Overall Mission: understanding the mechanisms of retinopathy and vision impairment in response to trauma or metabolic insults (obesity & diabetes) in the hope of identifying effective therapeutics to prevent blindness.
During the past two-decades, my research has focused on studying the role of oxidative stress and inflammation in cardiovascular complications of diabetes. As a Pharmacist and Vascular Biologist, my work contributed significantly to understanding how diabetes-generated free radicals adversely affect retina vasculature as well as coronary artery and aortic endothelial cells. This work was funded by a number of intramural and extramural grants that were funded to myself (multi-year grants from AHA, JDRF and NEI) as well as my trainees three AHA pre-doctoral fellowships (2010-2012), (2012-2014) and (2015-2016) and an AHA post-doctoral fellowship (2013-2014). (see details under my entire career).
As a junior faculty member, I developed a genuine interest in peroxynitrite as a signaling molecule capable of modifying proteins and altering vascular function via posttranslational protein modification. Our work was the first to show that tyrosine nitration as a molecular switch between survival and death in endothelial cells (nitration of PI-3kinase), neuronal cells (nitration of TrkA, NGF receptor) and Muller cells (nitration of glutamine synthetase), See list. Our work also demonstrated a nitration-independent effect of peroxynitrite modulating redox state of cells via S-glutathionylation, See list.
After establishing the Retinopathy Lab in 2006, I took a new challenge of studying the role of nerve growth factor (NGF) in the diabetic retina. My group has made the discovery that diabetes-induced peroxynitrite impairs the proteolytic cleavage and maturation of the NGF precursor (proNGF) to its mature form (NGF). Over the past decade, our work unraveled and established the impact of proNGF and its receptor p75NTR. Our work identified also that diabetes not only impairs NGF but the activation of its receptor TrkA, See list
Patent # 62/819,183: Promise to rescue vision in diabetic patients.
We made the discovery also that treatments that target proNGF/p75NTR pathway could better harness the endogenous NGF/TrkA signal resulting in better out come. This concept was validated using p75NTR knockout mice and our pioneering transgenic models that overexpress cleavage-resistant proNGF. The next step was to identify a viable pharmacological tool to target p75NTR in diabetes. Our collaborative efforts with Dr. Frank Longo
, Chair, Dept. of Neurology Stanford University using a novel and the first orally bioavailable p75NTR modulator (LM11A-31)
developed by his group. Our recent publication
entitled “Modulation of the p75 neurotrophin receptor using LM11A-31 prevents diabetes-induced retinal vascular permeability in mice via inhibition of inflammation and the RhoA kinase pathway” was published after Patent# 62/819,183 filed by the VA on behalf of the authors.
TXNIP between reductive stress and ER stress.

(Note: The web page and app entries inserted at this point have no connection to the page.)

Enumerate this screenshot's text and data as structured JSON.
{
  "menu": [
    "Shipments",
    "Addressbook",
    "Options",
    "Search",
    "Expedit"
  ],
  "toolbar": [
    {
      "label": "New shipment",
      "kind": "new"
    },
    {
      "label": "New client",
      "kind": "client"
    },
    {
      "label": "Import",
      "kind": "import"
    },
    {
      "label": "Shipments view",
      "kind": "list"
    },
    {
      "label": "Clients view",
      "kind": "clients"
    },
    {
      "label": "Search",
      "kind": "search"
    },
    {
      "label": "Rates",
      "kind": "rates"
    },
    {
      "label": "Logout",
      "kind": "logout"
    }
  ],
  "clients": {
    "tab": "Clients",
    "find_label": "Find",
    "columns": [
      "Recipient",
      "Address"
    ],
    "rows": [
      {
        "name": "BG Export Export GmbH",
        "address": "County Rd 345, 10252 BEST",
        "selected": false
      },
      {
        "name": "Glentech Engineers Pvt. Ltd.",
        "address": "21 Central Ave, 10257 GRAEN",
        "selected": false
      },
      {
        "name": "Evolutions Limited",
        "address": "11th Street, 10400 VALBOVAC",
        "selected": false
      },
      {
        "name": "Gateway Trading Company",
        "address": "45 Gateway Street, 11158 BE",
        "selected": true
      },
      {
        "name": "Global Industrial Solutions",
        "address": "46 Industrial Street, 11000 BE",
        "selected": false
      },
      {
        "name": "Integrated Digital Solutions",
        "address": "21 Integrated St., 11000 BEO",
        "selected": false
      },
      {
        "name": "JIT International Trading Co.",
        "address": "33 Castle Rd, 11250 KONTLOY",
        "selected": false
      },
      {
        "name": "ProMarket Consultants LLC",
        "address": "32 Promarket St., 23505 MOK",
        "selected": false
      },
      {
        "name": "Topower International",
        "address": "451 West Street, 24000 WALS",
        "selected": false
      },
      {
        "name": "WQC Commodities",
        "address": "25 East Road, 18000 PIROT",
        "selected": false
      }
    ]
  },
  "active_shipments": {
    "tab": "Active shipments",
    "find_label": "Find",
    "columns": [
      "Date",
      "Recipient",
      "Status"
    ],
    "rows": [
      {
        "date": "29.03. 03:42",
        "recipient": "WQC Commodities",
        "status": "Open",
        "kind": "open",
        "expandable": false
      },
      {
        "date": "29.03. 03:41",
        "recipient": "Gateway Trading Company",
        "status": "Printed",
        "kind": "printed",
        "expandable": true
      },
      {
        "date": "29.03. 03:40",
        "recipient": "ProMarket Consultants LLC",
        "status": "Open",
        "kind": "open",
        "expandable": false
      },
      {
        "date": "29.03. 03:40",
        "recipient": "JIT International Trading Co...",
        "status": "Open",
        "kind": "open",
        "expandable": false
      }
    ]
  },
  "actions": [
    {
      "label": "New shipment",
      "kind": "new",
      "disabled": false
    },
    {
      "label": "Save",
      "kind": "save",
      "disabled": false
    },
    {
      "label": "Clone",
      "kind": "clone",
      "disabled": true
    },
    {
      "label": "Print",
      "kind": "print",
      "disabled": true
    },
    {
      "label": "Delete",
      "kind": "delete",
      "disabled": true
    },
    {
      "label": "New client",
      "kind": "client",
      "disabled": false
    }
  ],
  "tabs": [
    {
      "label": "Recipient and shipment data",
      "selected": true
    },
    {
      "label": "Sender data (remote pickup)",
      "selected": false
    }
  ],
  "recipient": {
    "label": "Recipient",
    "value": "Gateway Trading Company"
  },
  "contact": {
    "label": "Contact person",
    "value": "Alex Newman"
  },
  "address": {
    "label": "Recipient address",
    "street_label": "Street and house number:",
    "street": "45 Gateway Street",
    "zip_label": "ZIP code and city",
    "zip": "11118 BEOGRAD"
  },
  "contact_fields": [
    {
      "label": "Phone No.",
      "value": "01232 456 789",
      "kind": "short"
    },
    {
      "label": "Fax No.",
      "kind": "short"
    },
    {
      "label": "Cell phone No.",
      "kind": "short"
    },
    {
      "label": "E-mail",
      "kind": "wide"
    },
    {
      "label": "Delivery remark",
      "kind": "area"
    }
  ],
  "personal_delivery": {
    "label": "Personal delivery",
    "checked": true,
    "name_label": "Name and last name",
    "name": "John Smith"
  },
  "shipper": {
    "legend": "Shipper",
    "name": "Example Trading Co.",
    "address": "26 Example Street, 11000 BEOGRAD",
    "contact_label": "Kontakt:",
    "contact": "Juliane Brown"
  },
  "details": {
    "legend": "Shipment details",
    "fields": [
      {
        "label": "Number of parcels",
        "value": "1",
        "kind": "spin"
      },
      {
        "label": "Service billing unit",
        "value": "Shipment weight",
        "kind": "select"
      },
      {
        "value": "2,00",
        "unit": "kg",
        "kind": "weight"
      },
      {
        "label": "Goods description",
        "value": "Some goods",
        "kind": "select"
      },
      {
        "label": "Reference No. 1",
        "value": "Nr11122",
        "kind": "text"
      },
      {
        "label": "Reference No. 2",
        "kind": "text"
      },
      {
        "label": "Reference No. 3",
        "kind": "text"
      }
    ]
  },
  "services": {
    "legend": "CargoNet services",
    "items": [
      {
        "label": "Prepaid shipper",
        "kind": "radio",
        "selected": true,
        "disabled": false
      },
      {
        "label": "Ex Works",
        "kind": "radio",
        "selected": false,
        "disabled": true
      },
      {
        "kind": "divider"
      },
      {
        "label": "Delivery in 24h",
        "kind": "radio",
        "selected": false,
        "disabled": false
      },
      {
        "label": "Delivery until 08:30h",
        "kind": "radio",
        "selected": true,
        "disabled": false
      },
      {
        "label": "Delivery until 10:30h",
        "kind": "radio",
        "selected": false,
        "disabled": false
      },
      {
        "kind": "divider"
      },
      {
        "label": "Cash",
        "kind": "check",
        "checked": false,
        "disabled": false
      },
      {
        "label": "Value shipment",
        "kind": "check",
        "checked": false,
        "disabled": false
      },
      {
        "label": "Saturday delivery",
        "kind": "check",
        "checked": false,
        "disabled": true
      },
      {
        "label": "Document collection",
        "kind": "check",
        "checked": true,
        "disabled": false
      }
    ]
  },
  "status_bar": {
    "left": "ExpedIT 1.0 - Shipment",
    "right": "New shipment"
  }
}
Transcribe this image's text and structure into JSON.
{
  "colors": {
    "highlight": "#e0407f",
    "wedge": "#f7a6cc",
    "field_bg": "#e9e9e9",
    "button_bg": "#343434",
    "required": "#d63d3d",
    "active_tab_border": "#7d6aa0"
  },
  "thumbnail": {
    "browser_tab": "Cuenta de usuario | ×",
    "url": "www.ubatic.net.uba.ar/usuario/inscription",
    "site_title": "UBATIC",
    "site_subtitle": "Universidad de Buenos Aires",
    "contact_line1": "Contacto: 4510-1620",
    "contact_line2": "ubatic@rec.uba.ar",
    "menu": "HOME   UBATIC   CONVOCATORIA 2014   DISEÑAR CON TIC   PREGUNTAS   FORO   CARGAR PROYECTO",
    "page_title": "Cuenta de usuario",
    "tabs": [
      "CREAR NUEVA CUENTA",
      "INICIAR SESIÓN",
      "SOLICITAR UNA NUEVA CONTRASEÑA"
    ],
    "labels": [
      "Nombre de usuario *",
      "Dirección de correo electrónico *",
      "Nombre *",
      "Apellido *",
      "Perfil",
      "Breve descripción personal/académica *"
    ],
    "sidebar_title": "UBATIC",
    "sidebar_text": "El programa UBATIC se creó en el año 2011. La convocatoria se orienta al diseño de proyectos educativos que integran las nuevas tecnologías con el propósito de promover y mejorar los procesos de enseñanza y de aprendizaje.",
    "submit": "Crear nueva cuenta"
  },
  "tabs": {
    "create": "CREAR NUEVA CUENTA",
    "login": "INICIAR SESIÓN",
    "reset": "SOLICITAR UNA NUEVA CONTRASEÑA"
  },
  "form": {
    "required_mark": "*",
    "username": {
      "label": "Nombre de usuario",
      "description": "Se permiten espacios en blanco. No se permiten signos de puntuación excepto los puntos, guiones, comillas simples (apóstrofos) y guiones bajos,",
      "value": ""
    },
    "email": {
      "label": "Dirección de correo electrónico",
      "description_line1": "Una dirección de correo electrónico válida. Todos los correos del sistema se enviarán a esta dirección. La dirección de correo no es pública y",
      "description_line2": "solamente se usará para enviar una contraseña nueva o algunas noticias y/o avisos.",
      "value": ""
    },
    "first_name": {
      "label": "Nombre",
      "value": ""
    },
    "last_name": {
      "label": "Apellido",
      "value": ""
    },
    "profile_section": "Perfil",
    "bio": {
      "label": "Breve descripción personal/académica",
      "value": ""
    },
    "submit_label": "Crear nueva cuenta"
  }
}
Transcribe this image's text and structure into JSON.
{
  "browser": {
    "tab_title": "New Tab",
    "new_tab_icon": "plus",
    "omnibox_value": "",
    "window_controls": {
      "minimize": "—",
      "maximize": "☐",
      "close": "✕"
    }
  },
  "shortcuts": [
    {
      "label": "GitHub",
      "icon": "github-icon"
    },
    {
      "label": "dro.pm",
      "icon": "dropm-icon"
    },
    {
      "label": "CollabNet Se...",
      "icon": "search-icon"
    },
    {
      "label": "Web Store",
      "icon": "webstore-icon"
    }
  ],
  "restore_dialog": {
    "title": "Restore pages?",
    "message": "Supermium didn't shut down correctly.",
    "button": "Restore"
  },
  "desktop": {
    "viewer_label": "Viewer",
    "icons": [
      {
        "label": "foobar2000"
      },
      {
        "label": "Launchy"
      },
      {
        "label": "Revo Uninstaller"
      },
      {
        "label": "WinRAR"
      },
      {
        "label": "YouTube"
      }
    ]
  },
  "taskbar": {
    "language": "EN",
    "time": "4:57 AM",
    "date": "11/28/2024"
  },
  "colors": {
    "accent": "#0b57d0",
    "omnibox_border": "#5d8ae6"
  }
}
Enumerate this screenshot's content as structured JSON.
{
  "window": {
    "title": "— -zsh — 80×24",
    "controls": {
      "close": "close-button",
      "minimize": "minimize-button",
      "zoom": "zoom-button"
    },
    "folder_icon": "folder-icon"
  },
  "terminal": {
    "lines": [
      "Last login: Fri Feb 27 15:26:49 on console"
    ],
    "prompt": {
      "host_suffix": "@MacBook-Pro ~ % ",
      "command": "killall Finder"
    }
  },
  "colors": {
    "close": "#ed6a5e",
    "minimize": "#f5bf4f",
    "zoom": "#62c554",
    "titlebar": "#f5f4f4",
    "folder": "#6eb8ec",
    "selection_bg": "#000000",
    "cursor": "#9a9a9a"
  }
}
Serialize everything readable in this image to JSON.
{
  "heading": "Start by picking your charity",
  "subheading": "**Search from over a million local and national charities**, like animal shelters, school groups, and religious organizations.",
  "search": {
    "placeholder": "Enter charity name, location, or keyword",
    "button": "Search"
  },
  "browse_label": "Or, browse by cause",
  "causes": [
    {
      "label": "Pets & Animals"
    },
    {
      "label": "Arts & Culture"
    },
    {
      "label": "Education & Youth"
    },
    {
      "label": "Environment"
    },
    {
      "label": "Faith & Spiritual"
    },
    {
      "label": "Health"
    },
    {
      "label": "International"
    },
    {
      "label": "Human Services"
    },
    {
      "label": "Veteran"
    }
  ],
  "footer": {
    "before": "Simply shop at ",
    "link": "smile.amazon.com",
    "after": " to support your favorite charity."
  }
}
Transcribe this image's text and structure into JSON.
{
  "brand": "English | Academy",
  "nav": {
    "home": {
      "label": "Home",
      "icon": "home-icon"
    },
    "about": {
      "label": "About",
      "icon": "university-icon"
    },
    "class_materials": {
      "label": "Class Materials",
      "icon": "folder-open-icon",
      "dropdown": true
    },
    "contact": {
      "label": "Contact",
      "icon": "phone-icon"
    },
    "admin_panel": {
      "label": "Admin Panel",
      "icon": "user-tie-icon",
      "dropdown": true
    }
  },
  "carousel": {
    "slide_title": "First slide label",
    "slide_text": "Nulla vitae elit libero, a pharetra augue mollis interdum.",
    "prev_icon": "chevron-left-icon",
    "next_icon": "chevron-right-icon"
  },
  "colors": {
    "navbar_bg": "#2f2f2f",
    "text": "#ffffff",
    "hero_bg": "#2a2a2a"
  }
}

Our studies using acute neurotoxicity models identified thioredoxin interacting protein (TXNIP) as a pro-oxidative, pro-apoptotic and pro-inflammatory protein in the retina. While researchers including myself focused on oxidative stress, our work on TXNIP knockout mice lead to the discovery of a new concept of "reductive stress". This concept was validated in both in vivo and in vitro studies where deletion of TXNIP resulted in acute shift of the redox balance toward diminished free radicals and accumulation of reduced-glutathion. Interestingly, shifting the homeostasis to reductive stress inhibited VEGF angiogenic and survival signal. These studies were published
in Antioxidants and Redox Signal and was made the cover of the December issue.
The other unique area of work is the interplay between TXNIP as a mediator of inflammation in response to high fat diet (HFD) and how HFD induces and regulate TXNIP expression. Our work was the first to show that TXNIP is required for TXNIP-inflammasome activation in the retina leading to vascular degeneration. This hypothesis was validated also in other organs including liver and critical limb ischemia. Further, our recent work showed for the first time a two-way regulation mechanism by which ER-stress mediators stabilize and sustain TXNIP expression. In return, TXNIP expression is required to sustain ER-stress mediators in response to hypoxia or ischemia. See List of publication.
Google Scholar: https://scholar.google.com/citations?hl=en&user=nDwQ5q8AAAAJ&view_op=list_works